Going by the fact that for the past decade, only 23% of Certified Financial Planners are women, you may possibly be thinking that a majority of women are not particularly interested in investments and finance. In reality, and rather in contrast, only a sizeable proportion of women, just like some men, is not keen on financial matters. Actually, as reported in a 2012 survey by Allianz Life Insurance Company, 50% of women have a great sense of responsibility with regards to financial matters and 62% have a strong interest in learning more on retirement plans and financial management.
Stereotypes surrounding women and money have led to formulation of certain myths which have inarguably been proven wrong as explained below.
Myth 1: Entrepreneurs Are Overwhelmingly Men
Only 3% of technology start-ups have been founded by women. However, this does not entirely mean that women are not enterprising. The world of business is vast and includes more ventures than technology start-ups. Reportedly, according to American Express, women are starting 1288 new businesses in the United States everyday.
Even though it was reported by the Global Entrepreneurship Monitor in 2013 that men are more likely than women to be entrepreneurs, the difference is not overwhelming.
Myth 2: Women Can’t Save Because Of Their Spendthrift Nature
Women have been accused of impulse buying and having an insatiable shopping appetite. A study showed that 90% of shoppers- both men and women- buy items not on their shopping lists. Although a different study incriminated women of having higher impulse buying rates than men, they were found to keep their most expensive items at a maximum of $25 while men would go up to more than $1000.
According to Helaine Olen, author of Pound Foolish: Exposing the Dark Side of the Personal Finance Industry, the current economy is characterized by decreasing income and increasing expenditures. This point is further supported by a report that stated Americans are generally saving at a lower rate, not because of overspending on luxuries, but due to a high cost of living.
Myth 3: The Gender Wage Gap Is Inexistent
While Americans believe that women are great entrepreneurs, women still have to do much more to prove their worth and skills. This is according to a research conducted by Pew Research Centre to assess the work ecosystem surrounding women. Furthermore, in 2013, women who worked full-time and all-year round earned only 78% of what their male counterparts earned, as published by The American Association of University Women. This wage gap is not specific to any occupation and is sadly also observed in female-dominated careers where the men are still taking home bigger wages than women.

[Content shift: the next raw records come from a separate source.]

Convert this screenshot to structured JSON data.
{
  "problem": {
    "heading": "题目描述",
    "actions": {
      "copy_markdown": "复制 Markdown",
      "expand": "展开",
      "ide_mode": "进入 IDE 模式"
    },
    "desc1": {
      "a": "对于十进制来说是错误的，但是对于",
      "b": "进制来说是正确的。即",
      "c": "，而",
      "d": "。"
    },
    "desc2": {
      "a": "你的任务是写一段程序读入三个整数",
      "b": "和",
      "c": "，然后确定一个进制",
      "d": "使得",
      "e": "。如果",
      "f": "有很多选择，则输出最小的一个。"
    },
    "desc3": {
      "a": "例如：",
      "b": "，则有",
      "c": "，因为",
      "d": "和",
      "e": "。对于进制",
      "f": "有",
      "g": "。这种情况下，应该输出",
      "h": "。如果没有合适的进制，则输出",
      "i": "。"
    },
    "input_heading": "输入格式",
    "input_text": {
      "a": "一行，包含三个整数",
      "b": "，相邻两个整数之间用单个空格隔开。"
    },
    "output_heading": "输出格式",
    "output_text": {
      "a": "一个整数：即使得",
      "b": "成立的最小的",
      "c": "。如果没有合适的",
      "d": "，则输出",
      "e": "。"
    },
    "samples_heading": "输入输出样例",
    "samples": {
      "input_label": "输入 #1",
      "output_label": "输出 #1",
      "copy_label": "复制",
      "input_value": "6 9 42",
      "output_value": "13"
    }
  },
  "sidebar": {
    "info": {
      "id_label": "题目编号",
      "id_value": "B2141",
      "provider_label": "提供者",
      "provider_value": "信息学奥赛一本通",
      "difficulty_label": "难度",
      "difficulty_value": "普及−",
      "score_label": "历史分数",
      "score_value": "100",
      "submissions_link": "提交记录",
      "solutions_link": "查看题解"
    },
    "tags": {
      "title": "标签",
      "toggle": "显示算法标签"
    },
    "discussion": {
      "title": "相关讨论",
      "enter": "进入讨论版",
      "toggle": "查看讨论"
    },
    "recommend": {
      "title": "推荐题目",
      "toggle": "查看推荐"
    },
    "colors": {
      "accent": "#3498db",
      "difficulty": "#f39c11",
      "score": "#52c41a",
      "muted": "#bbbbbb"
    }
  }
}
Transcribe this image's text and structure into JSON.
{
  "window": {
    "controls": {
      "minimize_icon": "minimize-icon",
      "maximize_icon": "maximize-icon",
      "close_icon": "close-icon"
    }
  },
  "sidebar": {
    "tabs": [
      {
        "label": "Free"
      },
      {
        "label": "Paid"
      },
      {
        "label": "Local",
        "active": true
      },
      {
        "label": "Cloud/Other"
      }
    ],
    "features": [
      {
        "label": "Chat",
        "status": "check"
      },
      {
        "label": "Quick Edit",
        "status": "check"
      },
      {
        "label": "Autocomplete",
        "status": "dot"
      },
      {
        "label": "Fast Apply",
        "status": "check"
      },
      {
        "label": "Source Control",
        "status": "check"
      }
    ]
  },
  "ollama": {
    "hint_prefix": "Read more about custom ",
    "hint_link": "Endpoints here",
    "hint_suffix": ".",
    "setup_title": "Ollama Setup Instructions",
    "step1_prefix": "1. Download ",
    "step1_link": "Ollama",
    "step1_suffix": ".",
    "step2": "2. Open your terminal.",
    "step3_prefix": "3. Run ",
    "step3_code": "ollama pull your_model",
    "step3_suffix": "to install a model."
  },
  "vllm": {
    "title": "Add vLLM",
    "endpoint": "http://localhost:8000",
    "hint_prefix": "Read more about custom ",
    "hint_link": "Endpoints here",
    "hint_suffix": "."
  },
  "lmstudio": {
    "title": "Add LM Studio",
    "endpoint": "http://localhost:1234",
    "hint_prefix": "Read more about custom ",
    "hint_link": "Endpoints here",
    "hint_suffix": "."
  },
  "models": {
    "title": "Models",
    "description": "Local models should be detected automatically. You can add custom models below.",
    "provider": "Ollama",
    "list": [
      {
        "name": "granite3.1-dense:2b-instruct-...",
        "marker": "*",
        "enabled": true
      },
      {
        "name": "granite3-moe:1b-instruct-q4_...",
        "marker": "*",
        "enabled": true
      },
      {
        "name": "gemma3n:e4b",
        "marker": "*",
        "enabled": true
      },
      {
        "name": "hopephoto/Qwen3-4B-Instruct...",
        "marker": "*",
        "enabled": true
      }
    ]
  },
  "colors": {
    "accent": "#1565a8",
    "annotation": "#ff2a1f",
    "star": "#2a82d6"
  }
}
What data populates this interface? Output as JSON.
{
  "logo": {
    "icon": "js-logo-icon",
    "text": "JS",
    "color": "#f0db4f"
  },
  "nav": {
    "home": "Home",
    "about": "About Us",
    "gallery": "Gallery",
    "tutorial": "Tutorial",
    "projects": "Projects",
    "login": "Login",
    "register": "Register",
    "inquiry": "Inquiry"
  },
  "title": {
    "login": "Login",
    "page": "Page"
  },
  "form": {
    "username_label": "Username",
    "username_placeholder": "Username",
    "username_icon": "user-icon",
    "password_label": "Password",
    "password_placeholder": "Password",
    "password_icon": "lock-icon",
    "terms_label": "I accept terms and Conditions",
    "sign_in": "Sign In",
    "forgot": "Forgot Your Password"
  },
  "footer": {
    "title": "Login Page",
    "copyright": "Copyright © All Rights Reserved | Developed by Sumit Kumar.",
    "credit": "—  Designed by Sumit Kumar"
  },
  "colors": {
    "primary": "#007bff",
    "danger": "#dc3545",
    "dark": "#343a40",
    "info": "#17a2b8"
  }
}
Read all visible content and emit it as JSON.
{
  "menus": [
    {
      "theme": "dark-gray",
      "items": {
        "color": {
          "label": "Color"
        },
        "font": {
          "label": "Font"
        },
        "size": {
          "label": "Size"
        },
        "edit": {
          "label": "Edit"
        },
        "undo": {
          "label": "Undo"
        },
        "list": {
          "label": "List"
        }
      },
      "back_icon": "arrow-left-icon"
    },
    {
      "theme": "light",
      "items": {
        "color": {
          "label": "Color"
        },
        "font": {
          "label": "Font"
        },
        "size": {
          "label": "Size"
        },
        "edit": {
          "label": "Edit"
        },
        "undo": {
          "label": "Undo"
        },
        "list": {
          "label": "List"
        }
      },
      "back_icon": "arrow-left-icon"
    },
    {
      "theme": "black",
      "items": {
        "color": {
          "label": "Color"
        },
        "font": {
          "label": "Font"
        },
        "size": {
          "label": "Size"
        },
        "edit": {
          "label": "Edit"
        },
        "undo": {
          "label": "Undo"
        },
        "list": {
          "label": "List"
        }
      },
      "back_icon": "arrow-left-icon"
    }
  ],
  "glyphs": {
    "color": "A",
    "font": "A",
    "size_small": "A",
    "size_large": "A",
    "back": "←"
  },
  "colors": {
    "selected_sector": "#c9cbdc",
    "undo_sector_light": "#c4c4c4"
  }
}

The gender wage gap is clearly existent and has been contributed to by several factors such as fear of wrong impressions when they re-negotiate their salary and priority to family life.
Myth 4: Women Need More Help Managing Money Than Men
Women are more often than not told that they need financial management advice more than men. In the real sense, extensive studies have proved that there exists little difference between men’s and women’s financial habits and knowledge.
Myth 5: Women Are Content To Leave Financial Management Matters To Their Men
Contrary to popular belief, women are as interested in financial management as men and do not really rely on men to sort out financial matters. The Allianz study, referred to above, clearly proved this. It indicated that 60% of women handle tax preparation in their households while 57% primarily handle major investment decisions and retirement planning in the home.
Women obviously have money matters under control and the society should view their financial knowledge and prowess better.